Tuesday, November 22, 2005
On this day:

B'ham leaders dispute "10th Most Dangerous" ranking

Birmingham Mayor Bernard Kincaid described the survey as "unchecked propaganda."

Kincaid said figures from the Birmingham Police Department show the city had an across-the-board reduction in crime, including homicides, based on 2004 statistics. ...

Barry Copeland, executive vice president of the Birmingham Regional Chamber of Commerce...said he, too, is suspicious of the survey's methodology, which includes giving equal weight to the six basic crime categories reported: homicide, rape, robbery, aggravated assault, burglary and motor-vehicle theft.

While it's an overstatement to call this survey "unchecked propaganda," it is important to interpret the results properly.

First of all, the methodology used was objective and straightforward:

First, 2004 city and metro area crime rates per 100,000 population (the most recent comparable final numbers available, released by the FBI in October 2005) for six basic crime categories — murder, rape, robbery, aggravated assault, burglary and motor vehicle theft — were plugged into a formula that measured how a particular city or metro area compared to the national average for a given crime category.

The outcome of this equation was then multiplied by a weight assigned to each of the six crime categories. Each of the six crimes was given equal weight. By weighting each crime equally, cities are compared based purely on their crime rates and how they stack up to the national average for a particular crime category. These weighted numbers then were added together for a city or metro area’s final score.

Finally, these scores were ranked from lowest to highest to determine which cities and metropolitan areas were safest and most dangerous.

Mayor Kincaid's contention that Birmingham's crime rate went down in 2004 certainly indicates progress, but it is irrelevant to what was actually measured; i.e., how each city's crime rate compares to the national average.

Nationwide, crime has declined substantially over the past decade or so. In Baltimore, for example, it is down 40% since 1999. Nonetheless, that city is still ranked as the 6th most dangerous in the country. Crime is down in Camden, New Jersey, as well, but it still earned the #1 ranking.

All of that illustrates the big problem with rankings like this. By only showing relative statistics, they obscure the underlying data, which may be more meaningful. In this case, we know that crime rates have improved in Birmingham and other cities on the "most dangerous" list in recent years, but that fact doesn't show up explicitly in the rankings. For example, an individual city may move up or down in rank from one year to the next, even if its own crime rate remains unchanged. Likewise, every city on the list could have better crime statistics than it had the previous year, while their placement in the overall rankings remains the same.

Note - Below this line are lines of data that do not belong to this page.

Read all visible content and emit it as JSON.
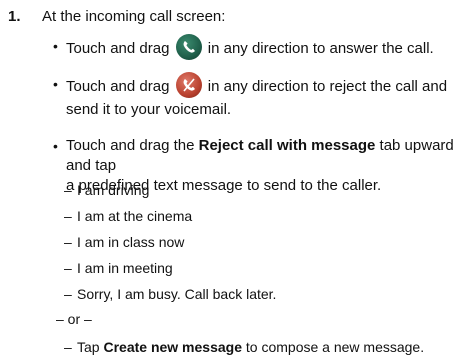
{
  "step": {
    "number": "1.",
    "text": "At the incoming call screen:"
  },
  "bullets": [
    {
      "marker": "•",
      "part1": "Touch and drag",
      "icon": "answer-call-icon",
      "part2": "in any direction to answer the call."
    },
    {
      "marker": "•",
      "part1": "Touch and drag",
      "icon": "reject-call-icon",
      "part2": "in any direction to reject the call and",
      "line2": "send it to your voicemail."
    },
    {
      "marker": "•",
      "part1": "Touch and drag the",
      "bold": "Reject call with message",
      "part2": "tab upward and tap",
      "line2": "a predefined text message to send to the caller."
    }
  ],
  "messages": [
    "I am driving",
    "I am at the cinema",
    "I am in class now",
    "I am in meeting",
    "Sorry, I am busy. Call back later."
  ],
  "dash": "–",
  "or_text": "– or –",
  "create": {
    "part1": "Tap",
    "bold": "Create new message",
    "part2": "to compose a new message."
  },
  "colors": {
    "answer_icon": "#1f5f4a",
    "reject_icon": "#b9412f",
    "text": "#111111"
  }
}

In the end, somebody has to be "best" and someone else has to be "worst." Whether you're looking at college football polls or comparisons of poverty rates, rankings may be useful and interesting, but they never paint the complete picture. That seems pretty obvious, but it's a point that's often lost among the media and politicians.